● TASK OBJECTIVE:
All of the data is to be copied without a single change.

Component data from apps and pages:
= Beginning of Section =
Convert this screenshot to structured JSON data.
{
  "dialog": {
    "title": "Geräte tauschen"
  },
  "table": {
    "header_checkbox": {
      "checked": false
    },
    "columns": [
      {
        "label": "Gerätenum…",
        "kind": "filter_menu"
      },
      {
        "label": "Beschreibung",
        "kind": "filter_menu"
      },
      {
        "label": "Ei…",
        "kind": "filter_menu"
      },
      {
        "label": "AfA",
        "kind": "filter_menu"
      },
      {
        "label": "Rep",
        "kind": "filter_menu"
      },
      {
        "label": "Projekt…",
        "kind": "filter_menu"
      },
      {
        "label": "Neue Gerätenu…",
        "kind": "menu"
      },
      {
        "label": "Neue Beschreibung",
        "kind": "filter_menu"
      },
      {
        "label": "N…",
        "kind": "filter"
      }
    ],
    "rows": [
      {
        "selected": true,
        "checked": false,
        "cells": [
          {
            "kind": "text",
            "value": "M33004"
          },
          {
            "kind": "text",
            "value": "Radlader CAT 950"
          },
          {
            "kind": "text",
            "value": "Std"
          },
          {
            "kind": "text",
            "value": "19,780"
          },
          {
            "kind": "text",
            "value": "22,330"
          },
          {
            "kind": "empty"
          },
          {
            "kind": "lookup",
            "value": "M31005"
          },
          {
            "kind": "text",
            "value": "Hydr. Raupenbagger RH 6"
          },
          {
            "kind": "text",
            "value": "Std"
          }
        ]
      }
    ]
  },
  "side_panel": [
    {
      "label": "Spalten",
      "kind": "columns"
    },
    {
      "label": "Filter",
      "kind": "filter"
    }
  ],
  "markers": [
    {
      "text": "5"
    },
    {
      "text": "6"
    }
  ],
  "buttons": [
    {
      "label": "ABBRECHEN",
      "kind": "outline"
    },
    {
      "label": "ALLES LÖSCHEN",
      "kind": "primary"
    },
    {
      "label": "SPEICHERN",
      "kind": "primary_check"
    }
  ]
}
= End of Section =
● COMPLETED EXERCISE:
Convert this screenshot to structured JSON data.
{
  "dialog": {
    "title": "Geräte tauschen"
  },
  "table": {
    "header_checkbox": {
      "checked": false
    },
    "columns": [
      {
        "label": "Gerätenum…",
        "kind": "filter_menu"
      },
      {
        "label": "Beschreibung",
        "kind": "filter_menu"
      },
      {
        "label": "Ei…",
        "kind": "filter_menu"
      },
      {
        "label": "AfA",
        "kind": "filter_menu"
      },
      {
        "label": "Rep",
        "kind": "filter_menu"
      },
      {
        "label": "Projekt…",
        "kind": "filter_menu"
      },
      {
        "label": "Neue Gerätenu…",
        "kind": "menu"
      },
      {
        "label": "Neue Beschreibung",
        "kind": "filter_menu"
      },
      {
        "label": "N…",
        "kind": "filter"
      }
    ],
    "rows": [
      {
        "selected": true,
        "checked": false,
        "cells": [
          {
            "kind": "text",
            "value": "M33004"
          },
          {
            "kind": "text",
            "value": "Radlader CAT 950"
          },
          {
            "kind": "text",
            "value": "Std"
          },
          {
            "kind": "text",
            "value": "19,780"
          },
          {
            "kind": "text",
            "value": "22,330"
          },
          {
            "kind": "empty"
          },
          {
            "kind": "lookup",
            "value": "M31005"
          },
          {
            "kind": "text",
            "value": "Hydr. Raupenbagger RH 6"
          },
          {
            "kind": "text",
            "value": "Std"
          }
        ]
      }
    ]
  },
  "side_panel": [
    {
      "label": "Spalten",
      "kind": "columns"
    },
    {
      "label": "Filter",
      "kind": "filter"
    }
  ],
  "markers": [
    {
      "text": "5"
    },
    {
      "text": "6"
    }
  ],
  "buttons": [
    {
      "label": "ABBRECHEN",
      "kind": "outline"
    },
    {
      "label": "ALLES LÖSCHEN",
      "kind": "primary"
    },
    {
      "label": "SPEICHERN",
      "kind": "primary_check"
    }
  ]
}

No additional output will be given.